Try to find the best way to describe that desire. Once you have a very clear intention, you will know how to say those lines…the way your character thinks will be most convincing with the other person. You will try different tactics for getting what you want. But there is only one desired goal. Your objective.

But what might be even more important in deciphering exactly what that is, is what the other character is saying. They are giving you your opposition. What is often missing from a scene when it lacks excitement and energy is a difference of opinion. When two people agree, there is no reason for them to talk at any length. It is when they disagree that a real conversation begins. Each character wants the other to come over to their side. They are coming from different perspectives. They want different things.

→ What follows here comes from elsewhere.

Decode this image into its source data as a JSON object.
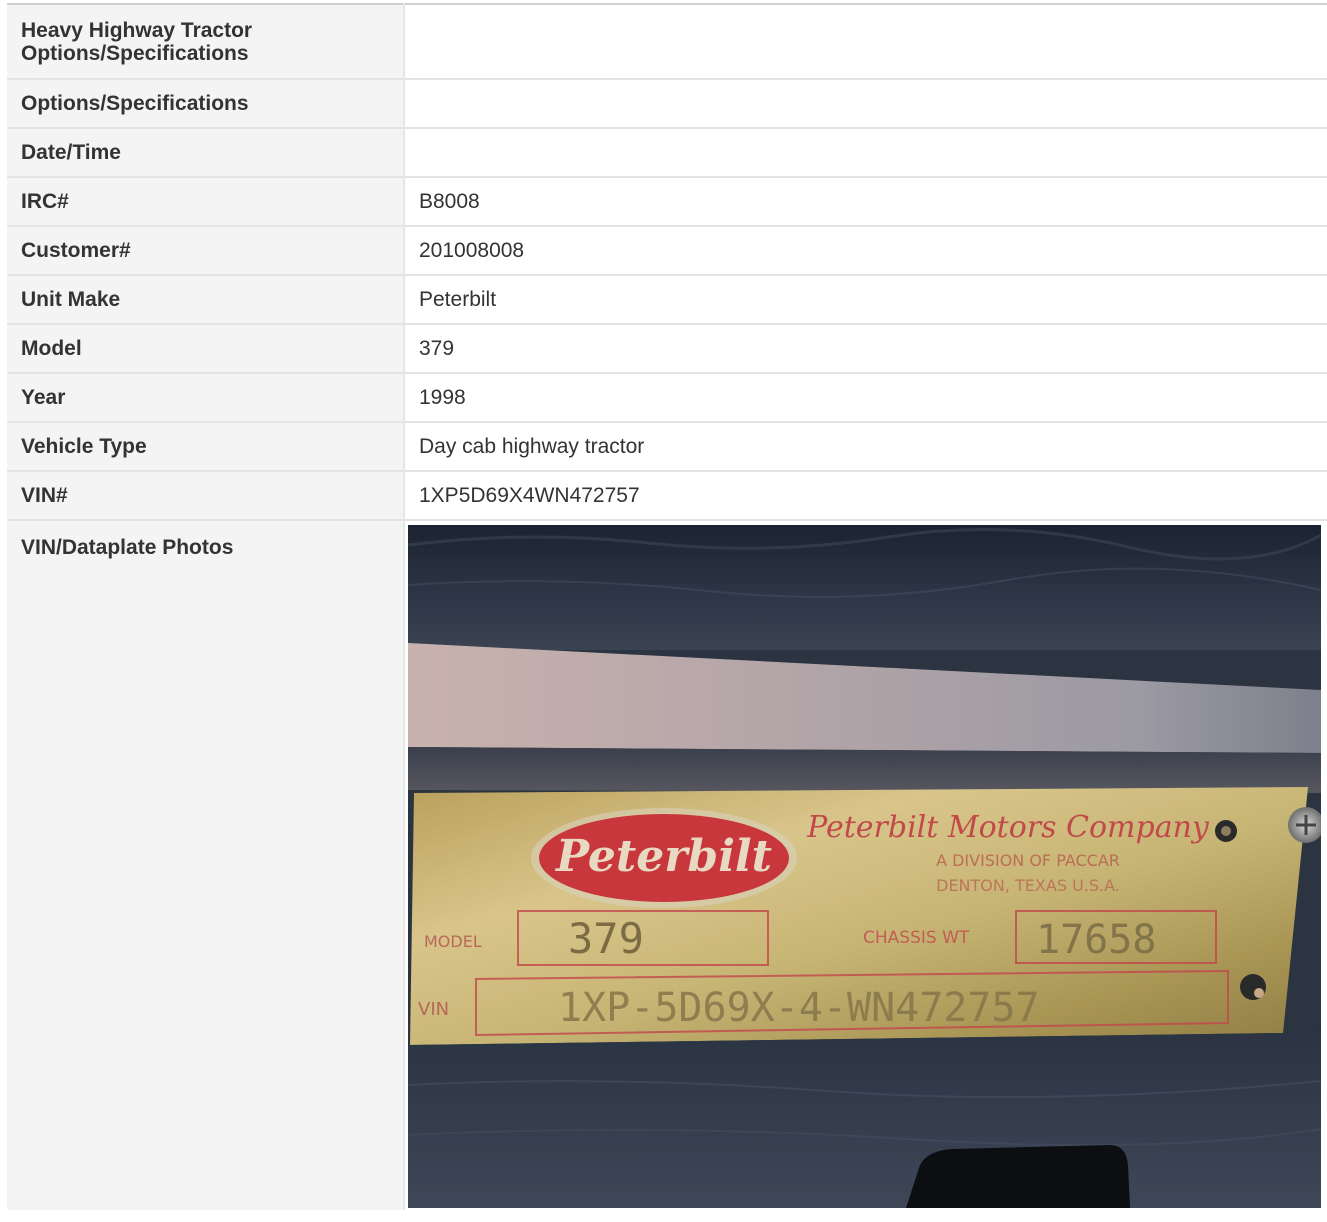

So if you look at the other character’s lines and they trigger you into dialogue, you can be fairly sure they are giving you less than (or the opposite of)what you want from them. This should give you some good insight into what it is you do want from them.

For example…They want you to accept a non-committal and casual relationship – you want them to commit to a serious one . They want to get you to feel sorry for them – you want them to buck up and take responsibility. They want you to be more kinky – you want safe and “normal”. Their lines trigger your lines. It is a sparring match. That’s what keeps the scene moving. You each will use various tactics to get the other to do what you want. You hit…block…duck…counter…recover…try again.

It is your job to make the scene important. Without opposition there is no scene. If there doesn’t appear to be any conflict, it must be hidden in the subtext. Read between the lines. Imagine what history has culminated in this moment. Find the point of dissension and discern how your character will deal with it.

Eventually during the scene, one character will be pulled to the other side or the two will go their separate ways. Or perhaps a seed is planted for future scenes. The test of your success in achieving your objective will always be in the other person. You must constantly be aware of how you are doing and when you should change tactics…and finally if you should give in.

It is often such a temptation to make a scene all about you…to show your inner conflict and the reasons you need what you need. But this always produces a self-indulgent and boring performance because you will be acting alone. For you, the focus of the scene should always be on the other person. It’s all about convincing them, changing them, testing them, provoking them, reacting to them and responding to them, It’s never about you. It’s all about them.

Repeat after me, “IT’S ALL ABOUT THEM!”

Winnie Hiller